*** Opening PROVIDED MATERIAL ***

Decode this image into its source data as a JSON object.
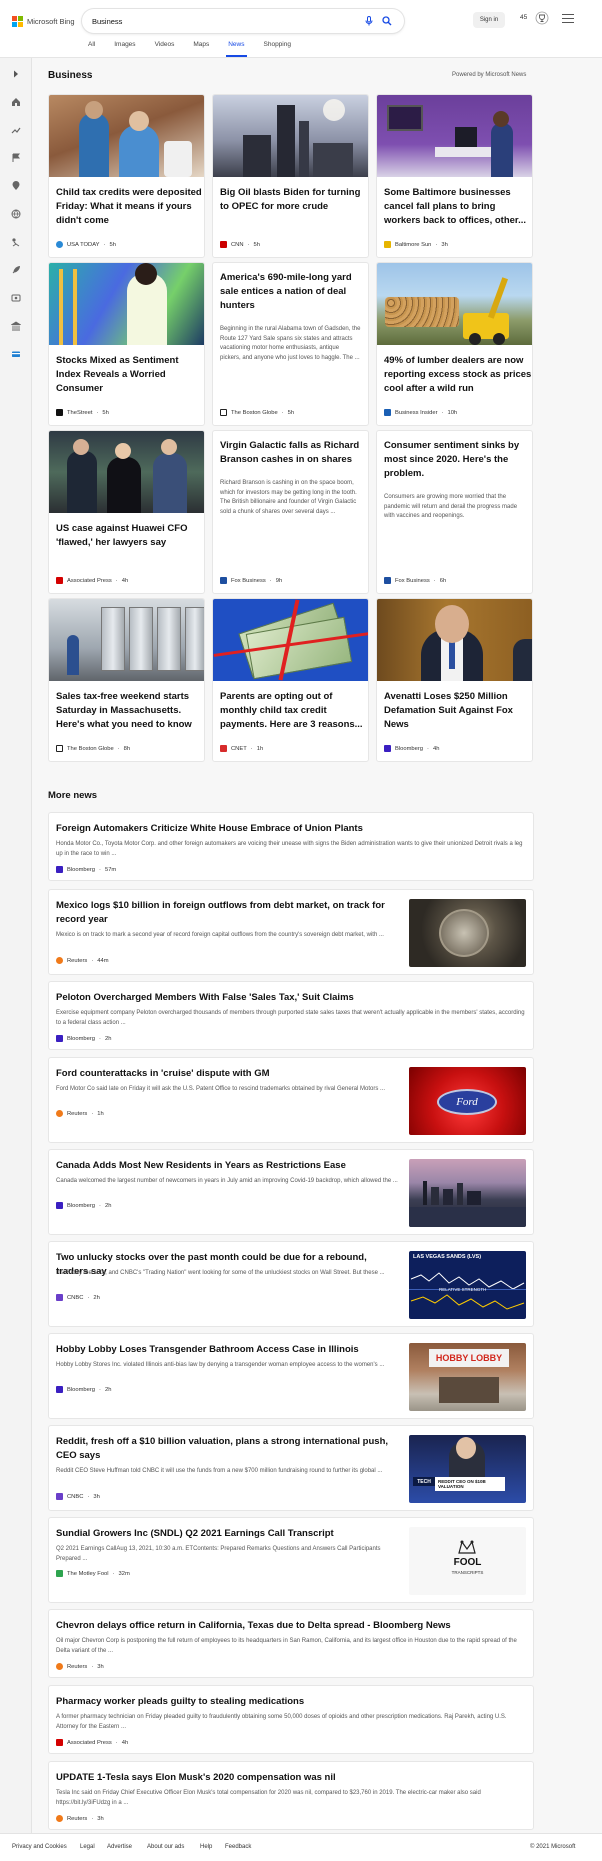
{
  "header": {
    "logo_text": "Microsoft Bing",
    "query": "Business",
    "signin": "Sign in",
    "points": "45"
  },
  "tabs": [
    "All",
    "Images",
    "Videos",
    "Maps",
    "News",
    "Shopping"
  ],
  "active_tab": "News",
  "section": {
    "title": "Business",
    "powered": "Powered by Microsoft News"
  },
  "cards": [
    {
      "title": "Child tax credits were deposited Friday: What it means if yours didn't come",
      "body": "",
      "source": "USA TODAY",
      "time": "5h",
      "fav": "#2a8ad6"
    },
    {
      "title": "Big Oil blasts Biden for turning to OPEC for more crude",
      "body": "",
      "source": "CNN",
      "time": "5h",
      "fav": "#cc0000"
    },
    {
      "title": "Some Baltimore businesses cancel fall plans to bring workers back to offices, other...",
      "body": "",
      "source": "Baltimore Sun",
      "time": "3h",
      "fav": "#e6b400"
    },
    {
      "title": "Stocks Mixed as Sentiment Index Reveals a Worried Consumer",
      "body": "",
      "source": "TheStreet",
      "time": "5h",
      "fav": "#111111"
    },
    {
      "title": "America's 690-mile-long yard sale entices a nation of deal hunters",
      "body": "Beginning in the rural Alabama town of Gadsden, the Route 127 Yard Sale spans six states and attracts vacationing motor home enthusiasts, antique pickers, and anyone who just loves to haggle. The ...",
      "source": "The Boston Globe",
      "time": "5h",
      "fav": "#222222"
    },
    {
      "title": "49% of lumber dealers are now reporting excess stock as prices cool after a wild run",
      "body": "",
      "source": "Business Insider",
      "time": "10h",
      "fav": "#1a5fb4"
    },
    {
      "title": "US case against Huawei CFO 'flawed,' her lawyers say",
      "body": "",
      "source": "Associated Press",
      "time": "4h",
      "fav": "#d40000"
    },
    {
      "title": "Virgin Galactic falls as Richard Branson cashes in on shares",
      "body": "Richard Branson is cashing in on the space boom, which for investors may be getting long in the tooth. The British billionaire and founder of Virgin Galactic sold a chunk of shares over several days ...",
      "source": "Fox Business",
      "time": "9h",
      "fav": "#1e4fa0"
    },
    {
      "title": "Consumer sentiment sinks by most since 2020. Here's the problem.",
      "body": "Consumers are growing more worried that the pandemic will return and derail the progress made with vaccines and reopenings.",
      "source": "Fox Business",
      "time": "6h",
      "fav": "#1e4fa0"
    },
    {
      "title": "Sales tax-free weekend starts Saturday in Massachusetts. Here's what you need to know",
      "body": "",
      "source": "The Boston Globe",
      "time": "8h",
      "fav": "#222222"
    },
    {
      "title": "Parents are opting out of monthly child tax credit payments. Here are 3 reasons...",
      "body": "",
      "source": "CNET",
      "time": "1h",
      "fav": "#d72b2b"
    },
    {
      "title": "Avenatti Loses $250 Million Defamation Suit Against Fox News",
      "body": "",
      "source": "Bloomberg",
      "time": "4h",
      "fav": "#3a1fc1"
    }
  ],
  "more_title": "More news",
  "rows": [
    {
      "title": "Foreign Automakers Criticize White House Embrace of Union Plants",
      "desc": "Honda Motor Co., Toyota Motor Corp. and other foreign automakers are voicing their unease with signs the Biden administration wants to give their unionized Detroit rivals a leg up in the race to win ...",
      "source": "Bloomberg",
      "time": "57m",
      "fav": "#3a1fc1"
    },
    {
      "title": "Mexico logs $10 billion in foreign outflows from debt market, on track for record year",
      "desc": "Mexico is on track to mark a second year of record foreign capital outflows from the country's sovereign debt market, with ...",
      "source": "Reuters",
      "time": "44m",
      "fav": "#f07a1a"
    },
    {
      "title": "Peloton Overcharged Members With False 'Sales Tax,' Suit Claims",
      "desc": "Exercise equipment company Peloton overcharged thousands of members through purported state sales taxes that weren't actually applicable in the members' states, according to a federal class action ...",
      "source": "Bloomberg",
      "time": "2h",
      "fav": "#3a1fc1"
    },
    {
      "title": "Ford counterattacks in 'cruise' dispute with GM",
      "desc": "Ford Motor Co said late on Friday it will ask the U.S. Patent Office to rescind trademarks obtained by rival General Motors ...",
      "source": "Reuters",
      "time": "1h",
      "fav": "#f07a1a"
    },
    {
      "title": "Canada Adds Most New Residents in Years as Restrictions Ease",
      "desc": "Canada welcomed the largest number of newcomers in years in July amid an improving Covid-19 backdrop, which allowed the ...",
      "source": "Bloomberg",
      "time": "2h",
      "fav": "#3a1fc1"
    },
    {
      "title": "Two unlucky stocks over the past month could be due for a rebound, traders say",
      "desc": "It's Friday the 13th, and CNBC's \"Trading Nation\" went looking for some of the unluckiest stocks on Wall Street. But these ...",
      "source": "CNBC",
      "time": "2h",
      "fav": "#6a3fc9"
    },
    {
      "title": "Hobby Lobby Loses Transgender Bathroom Access Case in Illinois",
      "desc": "Hobby Lobby Stores Inc. violated Illinois anti-bias law by denying a transgender woman employee access to the women's ...",
      "source": "Bloomberg",
      "time": "2h",
      "fav": "#3a1fc1"
    },
    {
      "title": "Reddit, fresh off a $10 billion valuation, plans a strong international push, CEO says",
      "desc": "Reddit CEO Steve Huffman told CNBC it will use the funds from a new $700 million fundraising round to further its global ...",
      "source": "CNBC",
      "time": "3h",
      "fav": "#6a3fc9"
    },
    {
      "title": "Sundial Growers Inc (SNDL) Q2 2021 Earnings Call Transcript",
      "desc": "Q2 2021 Earnings CallAug 13, 2021, 10:30 a.m. ETContents: Prepared Remarks Questions and Answers Call Participants Prepared ...",
      "source": "The Motley Fool",
      "time": "32m",
      "fav": "#2ea44f"
    },
    {
      "title": "Chevron delays office return in California, Texas due to Delta spread - Bloomberg News",
      "desc": "Oil major Chevron Corp is postponing the full return of employees to its headquarters in San Ramon, California, and its largest office in Houston due to the rapid spread of the Delta variant of the ...",
      "source": "Reuters",
      "time": "3h",
      "fav": "#f07a1a"
    },
    {
      "title": "Pharmacy worker pleads guilty to stealing medications",
      "desc": "A former pharmacy technician on Friday pleaded guilty to fraudulently obtaining some 50,000 doses of opioids and other prescription medications. Raj Parekh, acting U.S. Attorney for the Eastern ...",
      "source": "Associated Press",
      "time": "4h",
      "fav": "#d40000"
    },
    {
      "title": "UPDATE 1-Tesla says Elon Musk's 2020 compensation was nil",
      "desc": "Tesla Inc said on Friday Chief Executive Officer Elon Musk's total compensation for 2020 was nil, compared to $23,760 in 2019. The electric-car maker also said https://bit.ly/3iFUdzg in a ...",
      "source": "Reuters",
      "time": "3h",
      "fav": "#f07a1a"
    }
  ],
  "thumbs": {
    "stock_chart_title": "LAS VEGAS SANDS (LVS)",
    "stock_chart_sub": "RELATIVE STRENGTH",
    "hobby_sign": "HOBBY LOBBY",
    "reddit_banner": "REDDIT CEO ON $10B VALUATION",
    "reddit_tag": "TECH",
    "fool_logo": "FOOL",
    "fool_sub": "TRANSCRIPTS",
    "ford_logo": "Ford"
  },
  "footer": {
    "links": [
      "Privacy and Cookies",
      "Legal",
      "Advertise",
      "About our ads",
      "Help",
      "Feedback"
    ],
    "copyright": "© 2021 Microsoft"
  }
}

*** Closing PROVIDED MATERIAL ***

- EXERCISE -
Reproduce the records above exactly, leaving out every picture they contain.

- EXERCISE RESULT -
Decode this image into its source data as a JSON object.
{
  "header": {
    "logo_text": "Microsoft Bing",
    "query": "Business",
    "signin": "Sign in",
    "points": "45"
  },
  "tabs": [
    "All",
    "Images",
    "Videos",
    "Maps",
    "News",
    "Shopping"
  ],
  "active_tab": "News",
  "section": {
    "title": "Business",
    "powered": "Powered by Microsoft News"
  },
  "cards": [
    {
      "title": "Child tax credits were deposited Friday: What it means if yours didn't come",
      "body": "",
      "source": "USA TODAY",
      "time": "5h",
      "fav": "#2a8ad6"
    },
    {
      "title": "Big Oil blasts Biden for turning to OPEC for more crude",
      "body": "",
      "source": "CNN",
      "time": "5h",
      "fav": "#cc0000"
    },
    {
      "title": "Some Baltimore businesses cancel fall plans to bring workers back to offices, other...",
      "body": "",
      "source": "Baltimore Sun",
      "time": "3h",
      "fav": "#e6b400"
    },
    {
      "title": "Stocks Mixed as Sentiment Index Reveals a Worried Consumer",
      "body": "",
      "source": "TheStreet",
      "time": "5h",
      "fav": "#111111"
    },
    {
      "title": "America's 690-mile-long yard sale entices a nation of deal hunters",
      "body": "Beginning in the rural Alabama town of Gadsden, the Route 127 Yard Sale spans six states and attracts vacationing motor home enthusiasts, antique pickers, and anyone who just loves to haggle. The ...",
      "source": "The Boston Globe",
      "time": "5h",
      "fav": "#222222"
    },
    {
      "title": "49% of lumber dealers are now reporting excess stock as prices cool after a wild run",
      "body": "",
      "source": "Business Insider",
      "time": "10h",
      "fav": "#1a5fb4"
    },
    {
      "title": "US case against Huawei CFO 'flawed,' her lawyers say",
      "body": "",
      "source": "Associated Press",
      "time": "4h",
      "fav": "#d40000"
    },
    {
      "title": "Virgin Galactic falls as Richard Branson cashes in on shares",
      "body": "Richard Branson is cashing in on the space boom, which for investors may be getting long in the tooth. The British billionaire and founder of Virgin Galactic sold a chunk of shares over several days ...",
      "source": "Fox Business",
      "time": "9h",
      "fav": "#1e4fa0"
    },
    {
      "title": "Consumer sentiment sinks by most since 2020. Here's the problem.",
      "body": "Consumers are growing more worried that the pandemic will return and derail the progress made with vaccines and reopenings.",
      "source": "Fox Business",
      "time": "6h",
      "fav": "#1e4fa0"
    },
    {
      "title": "Sales tax-free weekend starts Saturday in Massachusetts. Here's what you need to know",
      "body": "",
      "source": "The Boston Globe",
      "time": "8h",
      "fav": "#222222"
    },
    {
      "title": "Parents are opting out of monthly child tax credit payments. Here are 3 reasons...",
      "body": "",
      "source": "CNET",
      "time": "1h",
      "fav": "#d72b2b"
    },
    {
      "title": "Avenatti Loses $250 Million Defamation Suit Against Fox News",
      "body": "",
      "source": "Bloomberg",
      "time": "4h",
      "fav": "#3a1fc1"
    }
  ],
  "more_title": "More news",
  "rows": [
    {
      "title": "Foreign Automakers Criticize White House Embrace of Union Plants",
      "desc": "Honda Motor Co., Toyota Motor Corp. and other foreign automakers are voicing their unease with signs the Biden administration wants to give their unionized Detroit rivals a leg up in the race to win ...",
      "source": "Bloomberg",
      "time": "57m",
      "fav": "#3a1fc1"
    },
    {
      "title": "Mexico logs $10 billion in foreign outflows from debt market, on track for record year",
      "desc": "Mexico is on track to mark a second year of record foreign capital outflows from the country's sovereign debt market, with ...",
      "source": "Reuters",
      "time": "44m",
      "fav": "#f07a1a"
    },
    {
      "title": "Peloton Overcharged Members With False 'Sales Tax,' Suit Claims",
      "desc": "Exercise equipment company Peloton overcharged thousands of members through purported state sales taxes that weren't actually applicable in the members' states, according to a federal class action ...",
      "source": "Bloomberg",
      "time": "2h",
      "fav": "#3a1fc1"
    },
    {
      "title": "Ford counterattacks in 'cruise' dispute with GM",
      "desc": "Ford Motor Co said late on Friday it will ask the U.S. Patent Office to rescind trademarks obtained by rival General Motors ...",
      "source": "Reuters",
      "time": "1h",
      "fav": "#f07a1a"
    },
    {
      "title": "Canada Adds Most New Residents in Years as Restrictions Ease",
      "desc": "Canada welcomed the largest number of newcomers in years in July amid an improving Covid-19 backdrop, which allowed the ...",
      "source": "Bloomberg",
      "time": "2h",
      "fav": "#3a1fc1"
    },
    {
      "title": "Two unlucky stocks over the past month could be due for a rebound, traders say",
      "desc": "It's Friday the 13th, and CNBC's \"Trading Nation\" went looking for some of the unluckiest stocks on Wall Street. But these ...",
      "source": "CNBC",
      "time": "2h",
      "fav": "#6a3fc9"
    },
    {
      "title": "Hobby Lobby Loses Transgender Bathroom Access Case in Illinois",
      "desc": "Hobby Lobby Stores Inc. violated Illinois anti-bias law by denying a transgender woman employee access to the women's ...",
      "source": "Bloomberg",
      "time": "2h",
      "fav": "#3a1fc1"
    },
    {
      "title": "Reddit, fresh off a $10 billion valuation, plans a strong international push, CEO says",
      "desc": "Reddit CEO Steve Huffman told CNBC it will use the funds from a new $700 million fundraising round to further its global ...",
      "source": "CNBC",
      "time": "3h",
      "fav": "#6a3fc9"
    },
    {
      "title": "Sundial Growers Inc (SNDL) Q2 2021 Earnings Call Transcript",
      "desc": "Q2 2021 Earnings CallAug 13, 2021, 10:30 a.m. ETContents: Prepared Remarks Questions and Answers Call Participants Prepared ...",
      "source": "The Motley Fool",
      "time": "32m",
      "fav": "#2ea44f"
    },
    {
      "title": "Chevron delays office return in California, Texas due to Delta spread - Bloomberg News",
      "desc": "Oil major Chevron Corp is postponing the full return of employees to its headquarters in San Ramon, California, and its largest office in Houston due to the rapid spread of the Delta variant of the ...",
      "source": "Reuters",
      "time": "3h",
      "fav": "#f07a1a"
    },
    {
      "title": "Pharmacy worker pleads guilty to stealing medications",
      "desc": "A former pharmacy technician on Friday pleaded guilty to fraudulently obtaining some 50,000 doses of opioids and other prescription medications. Raj Parekh, acting U.S. Attorney for the Eastern ...",
      "source": "Associated Press",
      "time": "4h",
      "fav": "#d40000"
    },
    {
      "title": "UPDATE 1-Tesla says Elon Musk's 2020 compensation was nil",
      "desc": "Tesla Inc said on Friday Chief Executive Officer Elon Musk's total compensation for 2020 was nil, compared to $23,760 in 2019. The electric-car maker also said https://bit.ly/3iFUdzg in a ...",
      "source": "Reuters",
      "time": "3h",
      "fav": "#f07a1a"
    }
  ],
  "thumbs": {
    "stock_chart_title": "LAS VEGAS SANDS (LVS)",
    "stock_chart_sub": "RELATIVE STRENGTH",
    "hobby_sign": "HOBBY LOBBY",
    "reddit_banner": "REDDIT CEO ON $10B VALUATION",
    "reddit_tag": "TECH",
    "fool_logo": "FOOL",
    "fool_sub": "TRANSCRIPTS",
    "ford_logo": "Ford"
  },
  "footer": {
    "links": [
      "Privacy and Cookies",
      "Legal",
      "Advertise",
      "About our ads",
      "Help",
      "Feedback"
    ],
    "copyright": "© 2021 Microsoft"
  }
}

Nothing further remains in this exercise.